August 23, 1921, Tetbury, Gloucestershire
September 05, 1996, Tetbury, Gloucestershire, (aged 75y 14d)
Right hand bat
Slow left arm orthodox
It was a familiar loudspeaker announcement at the county ground in Bristol during the late'40s. With his plummy voice and wavering degrees of optimism, Colonel Henson, the Gloucestershire secretary, would ask over a crackling line: `Is anyone going Tetbury way? Cook would be grateful for a lift.'
Grateful was indeed an apposite word. The slow left-arm bowler would probably have sent down 40 overs during the day. He had no car and couldn't rely on any bus heading in the direction of the Cotswold contours at that time of night. Sam Cook must have been county cricket's only regular hitch-hiker. `I wasn't always lucky - if I was still in the field at half past six, then I reckoned I'd had it,' he used to say.
But friends didn't often let him down. And few players had more of those. He was authentic Gloucestershire, full of native good humour, a plumber by trade who could mend a Nevil Road cistern between innings. Nothing flustered him; he would stroll in to bat at a moment of late-order crisis as if he were wandering down to Tetbury's Priory Inn for a pint before closing time. The bronzed face revealed not the merest anxiety. His first words to an apprehensive partner were more likely to be about the size of his onions than the perilous state of the game.
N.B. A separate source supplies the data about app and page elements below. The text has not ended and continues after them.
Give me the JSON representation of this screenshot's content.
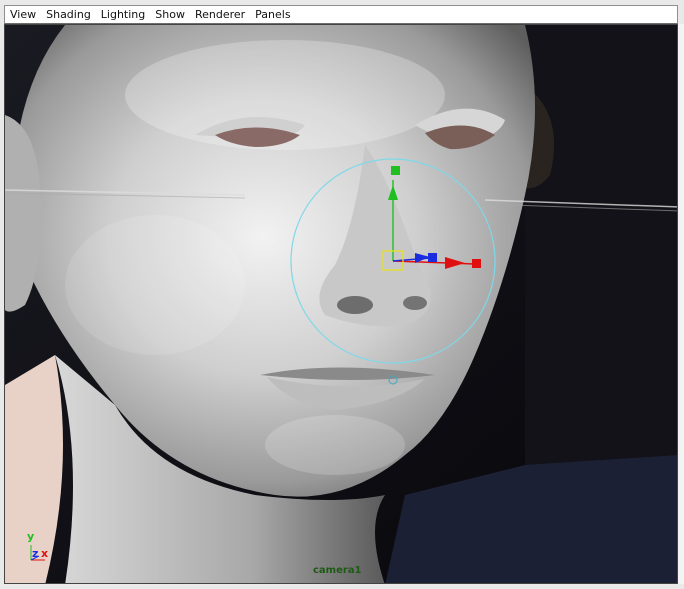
{
  "menu": {
    "items": [
      "View",
      "Shading",
      "Lighting",
      "Show",
      "Renderer",
      "Panels"
    ]
  },
  "viewport": {
    "camera_label": "camera1",
    "axis": {
      "y": "y",
      "z": "z",
      "x": "x"
    }
  },
  "colors": {
    "manipulator_ring": "#7fd8e8",
    "y_axis": "#1fbf1f",
    "x_axis": "#e01010",
    "z_axis": "#1a2ee0",
    "pivot": "#e8e020",
    "background": "#0b0b10"
  },
  "icons": [
    "move-manipulator-icon",
    "view-axis-icon"
  ]
}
Sam (no-one ever called him by his proper name, Cecil, except Old Etonian skipper Tom Pugh, he would confide) was primarily a bowler, of course, and one of considerable, at times underestimated, talent. He took 1782 wickets for Gloucestershire in a career that stretched from 1946 to 1964. Much of his bowling was in tandem with Tom Goddard. His phlegm ensured that he possessed marvellous control and direction. He had both spin and flight, but above all accuracy. Tony Brown used to say: `He'd report back in April, immediately on a perfect length as if he had never been away.'
The first time he saw Cook in the nets, at the start of the 1946 season, Wally Hammond turned to secretary Henson: ` Cook of Tetbury, did he tell me his name was? He'll take 100 wickets in his first year and I think he'll play for England as well.' Hammond was right on both counts. Sam actually claimed a wicket with his first ball - against Oxford - and finished with 133 wickets, and his cap.
He was selected for a Test trial at Canterbury at the behest of Hammond. It coincided with his delayed honeymoon to Daisy. Cook had a poor match and there were one or two good-natured explanations offered by team-mates, as well as the attentive skipper. His sole England appearance came the following year, against South Africa at Trent Bridge. The wicket gave him no help at all -`and I tried too hard'. He did his best to forget figures of 0 for 127 in 30 overs.
Cook took 100 wickets in a season nine times, with 149 at 14.16 in 1956. Playing against Yorkshire, in Charlie Barnett's benefit match in 1947, his 9 for 42 ranked with the great feats of slow bowling at Bristol. But the acclaim only embarrassed him. Essentially, he enjoyed his cricket in the way he used to play it for Tetbury, where his father was once the offspinner: `Take a few wickets, you know, get a few runs ... and then a few pints.'
He liked a drink. At one of his early nets in Bristol, where most of the young pros had settled for a cuppa at lunchtime, Hammond sniffed in the proximity of the amiable newcomer and asked: `Do I smell Georges beer?' Once, in a benefit match at Badminton, Sam ran through the stumps after a generous lunch. That ranked in unpredictable drama with the 98 he once made for Tetbury 2nd XI, or the couple of unconventional hundreds he scored during his successful Services cricketing spell in Rhodesia.
Sam Cook was a first-class umpire from 1971 to 1986. He died in hospital on Sept 4, aged 75, leaving three daughters. Former county colleague Tom Graveney gave the address at the funeral service in the Tetbury parish church. As we walked outside to the graveyard and saw Sam's plot in a far corner, Arthur Milton turned to Tom and John Mortimore and said: `See they've got you down at third man again, old son.' Cooky would have liked that.
David Frith, Wisden Almanack 1996
Batting & Fielding
Umpire & Referee
Explore Statsguru Analysis
Debut/Last Matches - Player
News and Features